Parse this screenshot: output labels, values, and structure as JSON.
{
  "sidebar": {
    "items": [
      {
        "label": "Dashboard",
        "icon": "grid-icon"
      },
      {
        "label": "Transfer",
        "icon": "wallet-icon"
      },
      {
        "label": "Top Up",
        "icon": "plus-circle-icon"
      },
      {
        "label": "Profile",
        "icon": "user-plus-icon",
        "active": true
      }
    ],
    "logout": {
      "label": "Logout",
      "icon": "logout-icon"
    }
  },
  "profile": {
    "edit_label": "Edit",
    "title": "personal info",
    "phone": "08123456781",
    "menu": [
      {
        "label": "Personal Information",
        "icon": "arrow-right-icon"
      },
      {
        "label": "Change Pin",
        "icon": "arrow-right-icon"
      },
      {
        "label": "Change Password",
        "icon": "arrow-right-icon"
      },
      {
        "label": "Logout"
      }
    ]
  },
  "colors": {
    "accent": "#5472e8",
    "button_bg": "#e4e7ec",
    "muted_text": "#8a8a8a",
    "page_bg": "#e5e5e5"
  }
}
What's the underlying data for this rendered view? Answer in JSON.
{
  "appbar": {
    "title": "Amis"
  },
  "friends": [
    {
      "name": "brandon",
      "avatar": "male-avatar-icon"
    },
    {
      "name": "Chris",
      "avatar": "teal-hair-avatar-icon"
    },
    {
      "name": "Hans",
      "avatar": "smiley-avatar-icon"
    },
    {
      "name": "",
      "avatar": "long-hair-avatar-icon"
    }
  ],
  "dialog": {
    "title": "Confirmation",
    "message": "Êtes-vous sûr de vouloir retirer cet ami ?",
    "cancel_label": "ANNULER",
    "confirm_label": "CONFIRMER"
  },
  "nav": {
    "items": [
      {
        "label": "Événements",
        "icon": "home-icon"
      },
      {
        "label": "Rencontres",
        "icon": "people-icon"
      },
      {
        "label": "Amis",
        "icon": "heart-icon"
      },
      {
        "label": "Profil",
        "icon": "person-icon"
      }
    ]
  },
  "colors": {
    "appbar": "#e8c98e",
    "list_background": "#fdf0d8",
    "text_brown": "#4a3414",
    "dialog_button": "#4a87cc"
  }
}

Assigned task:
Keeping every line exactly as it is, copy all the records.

Answer space:
Parse this screenshot: output labels, values, and structure as JSON.
{
  "sidebar": {
    "items": [
      {
        "label": "Dashboard",
        "icon": "grid-icon"
      },
      {
        "label": "Transfer",
        "icon": "wallet-icon"
      },
      {
        "label": "Top Up",
        "icon": "plus-circle-icon"
      },
      {
        "label": "Profile",
        "icon": "user-plus-icon",
        "active": true
      }
    ],
    "logout": {
      "label": "Logout",
      "icon": "logout-icon"
    }
  },
  "profile": {
    "edit_label": "Edit",
    "title": "personal info",
    "phone": "08123456781",
    "menu": [
      {
        "label": "Personal Information",
        "icon": "arrow-right-icon"
      },
      {
        "label": "Change Pin",
        "icon": "arrow-right-icon"
      },
      {
        "label": "Change Password",
        "icon": "arrow-right-icon"
      },
      {
        "label": "Logout"
      }
    ]
  },
  "colors": {
    "accent": "#5472e8",
    "button_bg": "#e4e7ec",
    "muted_text": "#8a8a8a",
    "page_bg": "#e5e5e5"
  }
}
What's the underlying data for this rendered view? Answer in JSON.
{
  "appbar": {
    "title": "Amis"
  },
  "friends": [
    {
      "name": "brandon",
      "avatar": "male-avatar-icon"
    },
    {
      "name": "Chris",
      "avatar": "teal-hair-avatar-icon"
    },
    {
      "name": "Hans",
      "avatar": "smiley-avatar-icon"
    },
    {
      "name": "",
      "avatar": "long-hair-avatar-icon"
    }
  ],
  "dialog": {
    "title": "Confirmation",
    "message": "Êtes-vous sûr de vouloir retirer cet ami ?",
    "cancel_label": "ANNULER",
    "confirm_label": "CONFIRMER"
  },
  "nav": {
    "items": [
      {
        "label": "Événements",
        "icon": "home-icon"
      },
      {
        "label": "Rencontres",
        "icon": "people-icon"
      },
      {
        "label": "Amis",
        "icon": "heart-icon"
      },
      {
        "label": "Profil",
        "icon": "person-icon"
      }
    ]
  },
  "colors": {
    "appbar": "#e8c98e",
    "list_background": "#fdf0d8",
    "text_brown": "#4a3414",
    "dialog_button": "#4a87cc"
  }
}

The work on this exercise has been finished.